For now, though, teams already seem to know what to expect from Na`Vi. The most egregious example of this was when Na`Vi played Vitality at EPICENTER. Vitality smashed Na`Vi’s T-side. On Inferno, Na`Vi didn’t know how to deal with Vitality’s double-AWP or passive CT-side default. The 10th round in particular sticks out as they tried for a B execute, but didn’t take the economy, utility or time into account. They ended up running through a smoke and molly into a crossfire where they all died. Nuke was a similar affair where Vitality perfectly read their rotations for most of the map, though the midround calling got better in the latter half of their T-side.
While I’ve been critical of the leadership, there is still room to grow on that front. Boombl4 is still new at this and is learning how to integrate B1ad3’s knowledge into his own calling.
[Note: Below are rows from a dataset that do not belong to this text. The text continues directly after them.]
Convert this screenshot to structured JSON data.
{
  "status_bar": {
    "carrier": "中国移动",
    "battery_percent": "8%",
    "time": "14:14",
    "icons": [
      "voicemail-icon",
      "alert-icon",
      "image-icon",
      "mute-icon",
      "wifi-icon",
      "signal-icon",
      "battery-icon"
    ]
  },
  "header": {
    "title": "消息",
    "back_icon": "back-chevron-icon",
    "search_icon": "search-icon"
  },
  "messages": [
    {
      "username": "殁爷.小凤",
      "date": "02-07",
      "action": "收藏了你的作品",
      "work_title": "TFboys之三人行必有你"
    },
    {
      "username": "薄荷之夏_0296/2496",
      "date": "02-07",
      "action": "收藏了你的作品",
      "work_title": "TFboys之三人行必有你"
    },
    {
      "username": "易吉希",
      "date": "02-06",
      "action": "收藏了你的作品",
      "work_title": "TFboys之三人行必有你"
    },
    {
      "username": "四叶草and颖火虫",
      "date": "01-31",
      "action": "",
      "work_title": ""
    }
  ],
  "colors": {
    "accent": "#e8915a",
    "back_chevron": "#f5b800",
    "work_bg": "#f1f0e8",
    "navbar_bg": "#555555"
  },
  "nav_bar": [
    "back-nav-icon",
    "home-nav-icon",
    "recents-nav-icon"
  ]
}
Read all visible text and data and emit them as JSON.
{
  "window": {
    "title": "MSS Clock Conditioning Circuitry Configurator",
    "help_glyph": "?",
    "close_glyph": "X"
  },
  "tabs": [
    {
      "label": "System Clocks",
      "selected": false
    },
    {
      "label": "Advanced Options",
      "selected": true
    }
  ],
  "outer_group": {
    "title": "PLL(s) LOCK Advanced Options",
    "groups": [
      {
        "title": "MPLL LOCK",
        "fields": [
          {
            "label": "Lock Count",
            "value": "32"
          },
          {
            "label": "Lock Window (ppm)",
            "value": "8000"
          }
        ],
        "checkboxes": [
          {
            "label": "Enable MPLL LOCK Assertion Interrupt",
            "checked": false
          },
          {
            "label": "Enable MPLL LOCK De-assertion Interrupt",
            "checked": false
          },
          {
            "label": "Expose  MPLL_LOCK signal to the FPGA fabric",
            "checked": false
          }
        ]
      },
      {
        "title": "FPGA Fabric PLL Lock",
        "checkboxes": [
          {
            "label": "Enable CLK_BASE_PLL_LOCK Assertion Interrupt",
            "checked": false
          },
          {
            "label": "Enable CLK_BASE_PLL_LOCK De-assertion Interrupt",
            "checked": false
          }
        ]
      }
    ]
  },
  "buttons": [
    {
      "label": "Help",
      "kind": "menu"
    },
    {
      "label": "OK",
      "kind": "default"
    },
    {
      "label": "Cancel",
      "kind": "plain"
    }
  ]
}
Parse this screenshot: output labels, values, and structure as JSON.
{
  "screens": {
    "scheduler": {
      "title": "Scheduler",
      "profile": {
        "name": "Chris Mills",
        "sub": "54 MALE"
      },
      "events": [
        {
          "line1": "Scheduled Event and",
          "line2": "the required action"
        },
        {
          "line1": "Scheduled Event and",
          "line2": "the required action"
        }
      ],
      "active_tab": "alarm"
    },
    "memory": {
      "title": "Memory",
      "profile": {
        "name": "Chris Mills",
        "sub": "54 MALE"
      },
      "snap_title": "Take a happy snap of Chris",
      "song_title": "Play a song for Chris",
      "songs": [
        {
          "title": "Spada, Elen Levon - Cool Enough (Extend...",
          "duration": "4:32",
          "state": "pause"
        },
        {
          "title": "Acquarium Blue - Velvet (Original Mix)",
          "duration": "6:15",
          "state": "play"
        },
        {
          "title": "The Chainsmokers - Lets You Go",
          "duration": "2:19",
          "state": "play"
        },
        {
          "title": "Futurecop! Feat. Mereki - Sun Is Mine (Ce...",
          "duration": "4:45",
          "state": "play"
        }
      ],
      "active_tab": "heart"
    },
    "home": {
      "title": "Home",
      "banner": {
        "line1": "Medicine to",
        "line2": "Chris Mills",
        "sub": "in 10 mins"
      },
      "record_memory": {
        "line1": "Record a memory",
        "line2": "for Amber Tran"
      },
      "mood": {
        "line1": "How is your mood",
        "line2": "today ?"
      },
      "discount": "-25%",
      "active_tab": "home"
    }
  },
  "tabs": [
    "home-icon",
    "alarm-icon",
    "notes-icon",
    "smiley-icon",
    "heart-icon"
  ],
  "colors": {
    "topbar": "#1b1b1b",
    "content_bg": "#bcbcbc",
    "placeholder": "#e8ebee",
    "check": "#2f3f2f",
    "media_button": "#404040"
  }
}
He told HLTV, “At the moment I am trying to understand the T side from a macro perspective, so things like how the CTs position themselves. Andrey (B1ad3) helps me a lot with this. It allows me to control the CTs’ movement by forcing our game onto them, which in turn means that I can understand where they are positioned.”
Na`Vi going into 2020
From October to December, Na`Vi attended four events and had mixed results. The lineup has been together for about two months, but there are two alarming flaws in Na`Vi’s Death Star: GuardiaN’s slumping form and the tactical leadership. While it is possible to forgive the leadership given how new Boombl4 is at the highest level, it’s much harder to ignore GuardiaN’s slump. Not even the most diehard GuardiaN fan can make a plausible argument for why GuardiaN should stay on the team if this slump continues.
The final thing to note is time. Na`Vi is still early in its inception. They have only had this lineup for a little over three months. The next Major is set for May, so they still have some time to play with if they want to give GuardiaN more time to prove himself. However, Na`Vi will need to improve or make a change soon. If not, the other teams will continue to fly their X-wings and exploit the holes of Na`Vi’s Death Star in 2020.